Because the weather is iffy in January, I don’t want to chance having my granddaughter possibly drive in ice and snow on top of heavy traffic, so we opted to take the train. (I let my driver’s license expire.)
So I called Amtrak. And got this computer named “Julie” or something like that, who could not deviate from a programmed script that only responded to specific words. “Disability” was not one of those words. Julie was hell-bent on selling me three tickets for just any old seats, despite me yelling: “Disabled! I need a ticket for a disabled person!”
Finally, something I said caused Julie to stop and think a minute, then say, “I believe I heard you say you wanted to talk to an agent.”
“Yes! Agent! I want to talk to an agent!” I choked out gleefully. And I got that most glorious thing: A real, live human being. A carbon unit.
“And what is the nature of your disability?” he asked when I said I needed special accommodations.”

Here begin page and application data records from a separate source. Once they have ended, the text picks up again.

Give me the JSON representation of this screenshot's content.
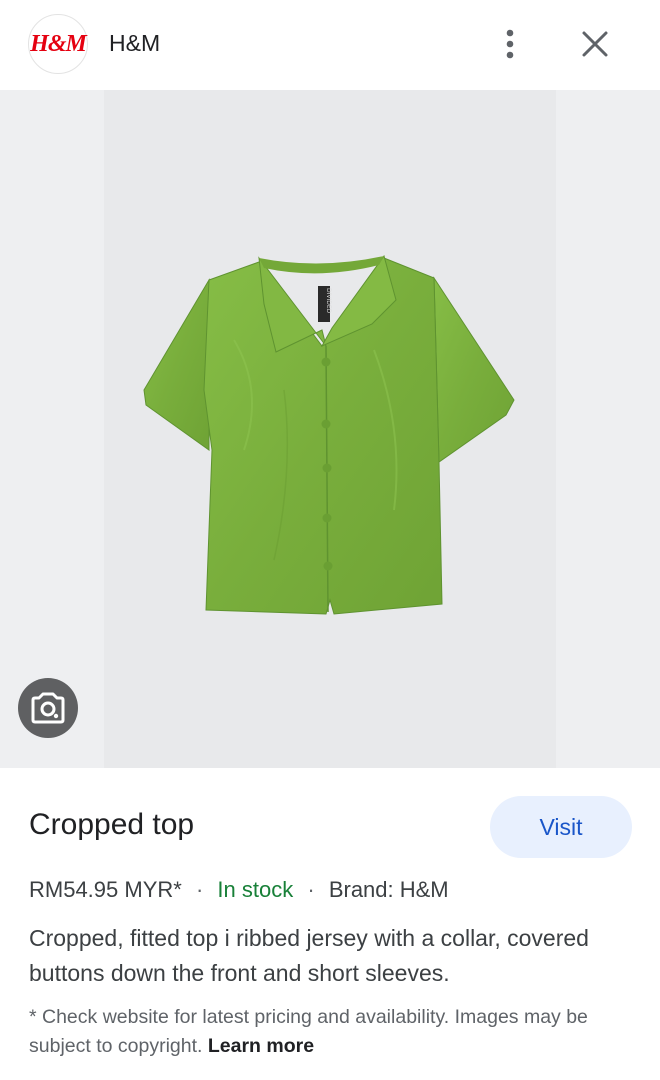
{
  "header": {
    "logo_text": "H&M",
    "brand_name": "H&M",
    "brand_color": "#e50010"
  },
  "image": {
    "alt": "",
    "neck_label": "DIVIDED",
    "garment_color": "#7db33f"
  },
  "product": {
    "title": "Cropped top",
    "visit_label": "Visit",
    "price": "RM54.95 MYR*",
    "stock": "In stock",
    "brand": "Brand: H&M",
    "separator": "·",
    "description": "Cropped, fitted top i ribbed jersey with a collar, covered buttons down the front and short sleeves.",
    "disclaimer": "* Check website for latest pricing and availability. Images may be subject to copyright.",
    "learn_more": "Learn more"
  },
  "icons": {
    "more": "more-vert-icon",
    "close": "close-icon",
    "lens": "google-lens-icon"
  }
}
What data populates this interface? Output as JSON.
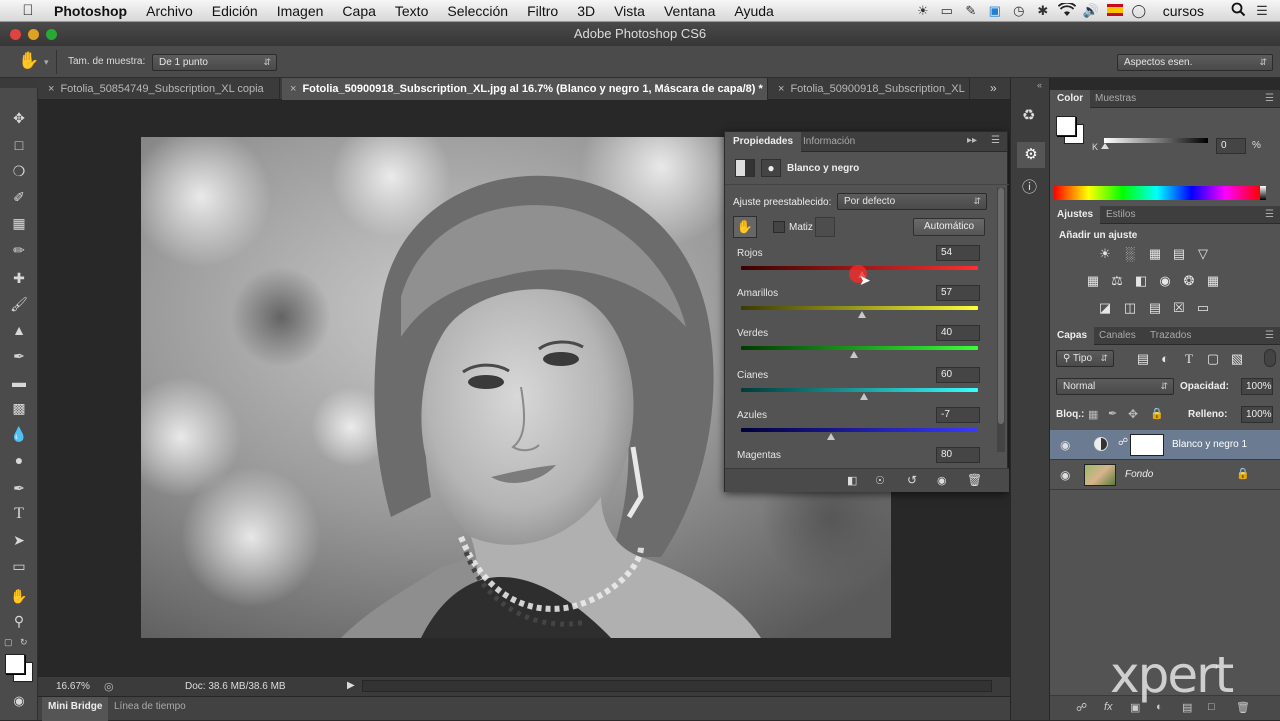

“One of my legs doesn’t go all the way to the ground,” I responded.
“You’ll need a doctor’s note,” he said.
A doctor’s note? For an amputation? That isn’t exactly a hidden disability.
“Um, couldn’t I just ever-so-delicately lift the hem of my skirt up to show that my leg doesn’t go all the way to the ground?” I asked.
Nope. Had to have a note.
Now, I don’t mind getting a note from my doctor and he wouldn’t mind writing one, but really! It’s like the time he sent me for a Doppler scan to see if my leg was red and tender because of cellulitis or because of a blood clot. “If it’s a blood clot,” he said, “you’ll have to stay in the hospital overnight.”
“So they can teach you how to give yourself an injection,” he choked out between gales of laughter.
But back to Amtrak: I believe I ended up with a senior citizen’s discount.
(When I told my mother that during a phone call to wish her a happy 84th birthday, she said, “Well, THAT ought to make you feel old!”
“It should make you feel older,” I shot back.)
Whatever discount I got didn’t matter. No discount would have been fine. What I was looking for was assistance getting on and off the train, a seat I could transfer in and out of that was near a bathroom, and a place for my scooter. Those I got.
But c’mon people — use your heads. Obvious disabilities shouldn’t require a doctor’s note. Is this part of the dumbing down of America? The place where fast-food restaurants have pictures of the food on their cash registers so the workers don’t have to remember what a hamburger and fries cost? Where a person with Type 1 diabetes was suspended from school for carrying glucose tablets (deemed medicine by the “intelligentsia”)?
Which brings to mind the time my husband had a pulmonary embolism and had to take injections of a blood thinner. The hospital would not release him until the folks there knew he would get the injections. Hubby didn’t wanna, so I volunteered. They made me watch a video on how to give injections. Sans popcorn, yet.
Back home, hubby allowed as how I gave better injections than the nurses.
“Heh,” I said, “they don’t practice on themselves.”
Maybe all they had to do was watch a video.